  7. Are there seventy Seventies in the LDS church?
  8. If I remember correctly, the "heck" wasn't for merely attending both the Catholic Church and LDS Church for services (I don't think most would have a problem with that), but partaking of the Eucharist.
  9. Thanks for sharing. Yes, as we see directly in the Catechism of the Catholic Church, it is official Catholic teaching that Jesus Christ is our brother. This of course differs from the specific way that LDS (at least in one sense) may understand Christ being our brother (i.e. being the literal first born spirit child of the Father (and Heavenly Mother)), however it is clear that traditional Christianity does consider Christ as not only being the Son of God (and God the Son), but also our brother. Thanks again, no need to go down a rabbit hole.
  10. Not really, since the Trinity teaches that the Father and Son are distinct Persons who are not each other.
  11. Catholics celebrate Good Friday with a solemn liturgy of the Lord's passion and death. This liturgy involves three parts: in the Liturgy of the Word, we read the scriptures related to the suffering and death of Jesus Christ, from both the Old and New Testaments (you may read those scriptures here). When we reach the moment where Jesus dies, all kneel in silence and reflect on that solemn, sacred moment in time. There is also the Liturgy of the Presanctified, where we partake of already consecrated bread and wine (as opposed to bread and wine consecrated during the liturgy). Finally, there is the veneration of the cross, where we may venerate a crucifix, meditating on Christ's sacrifice for us. Catholic parishes also often have a meditation on the last seven words of Jesus Christ (and of course you can do that on your own). You can read about that here. Hope that helps.
  12. Whenever thinking about the temple context of Catholicism, I enjoy reading Scott Hahn's praise for the book "The Church: Unlocking the Secrets to the Places Catholics Call Home" by Mike Aquilina. He says, in part: "What the Temple was to the Israelites, our churches are for us Catholics. They are sanctuaries of God's presence-the meeting place of heaven and earth." I think it is clear that in Catholicism, churches, basilicas, cathedrals, etc are all in the synagogue and temple lineages. In these buildings, Catholics purify themselves with water, are anointed with oil, a sacrificial priesthood ministers, psalms are sung, there is the Bread of the Presence (see Jesus and the Jewish Roots of the Eucharist), feast and holy days are celebrated there, etc. The sanctuary lamp calls to mind not only the synagogue, but also the temple, i.e. the menorah. The Jewish synagogue and temple roots of Catholic liturgies are readily apparent and beautiful.
  13. Yep that's it, thanks.
  14. Agreed.
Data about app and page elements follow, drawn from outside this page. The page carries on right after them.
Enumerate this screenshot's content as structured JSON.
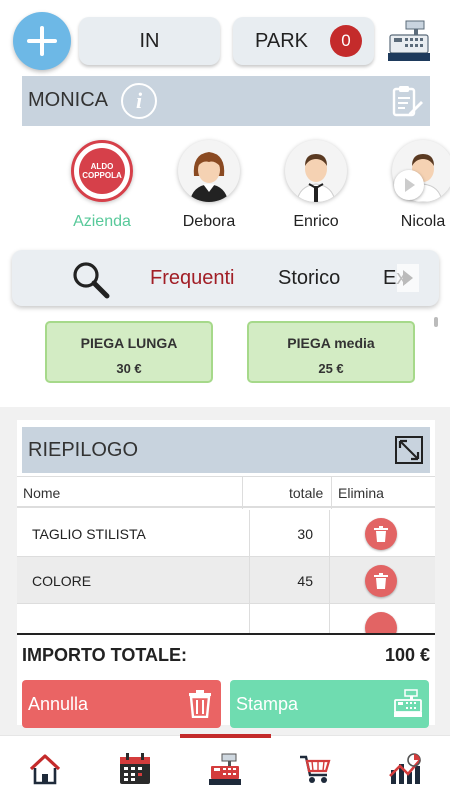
{
  "topbar": {
    "in_label": "IN",
    "park_label": "PARK",
    "park_count": "0"
  },
  "client": {
    "name": "MONICA"
  },
  "staff": {
    "logo_text_line1": "ALDO",
    "logo_text_line2": "COPPOLA",
    "items": [
      {
        "name": "Azienda",
        "active": true
      },
      {
        "name": "Debora"
      },
      {
        "name": "Enrico"
      },
      {
        "name": "Nicola"
      }
    ]
  },
  "tabs": {
    "items": [
      "Frequenti",
      "Storico",
      "Ex"
    ],
    "active": "Frequenti"
  },
  "services": [
    {
      "name": "PIEGA LUNGA",
      "price": "30 €"
    },
    {
      "name": "PIEGA media",
      "price": "25 €"
    }
  ],
  "summary": {
    "title": "RIEPILOGO",
    "columns": {
      "name": "Nome",
      "total": "totale",
      "delete": "Elimina"
    },
    "rows": [
      {
        "name": "TAGLIO STILISTA",
        "total": "30"
      },
      {
        "name": "COLORE",
        "total": "45"
      },
      {
        "name": "",
        "total": ""
      }
    ],
    "total_label": "IMPORTO TOTALE:",
    "total_value": "100 €",
    "cancel_label": "Annulla",
    "print_label": "Stampa"
  },
  "colors": {
    "accent_red": "#c42b2b",
    "plus_blue": "#6db8e6",
    "active_green": "#58c99a",
    "service_green": "#d3ecc4",
    "cancel_red": "#ea6464",
    "print_green": "#6fdcb0"
  },
  "icons": [
    "plus-icon",
    "cash-register-icon",
    "info-icon",
    "clipboard-icon",
    "search-icon",
    "expand-icon",
    "trash-icon",
    "home-icon",
    "calendar-icon",
    "cart-icon",
    "stats-icon"
  ]
}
The Trinity doctrine states that the Father, Son, and Holy Spirit are three distinct Persons who are not each other. Jesus was praying to the Father, not Himself.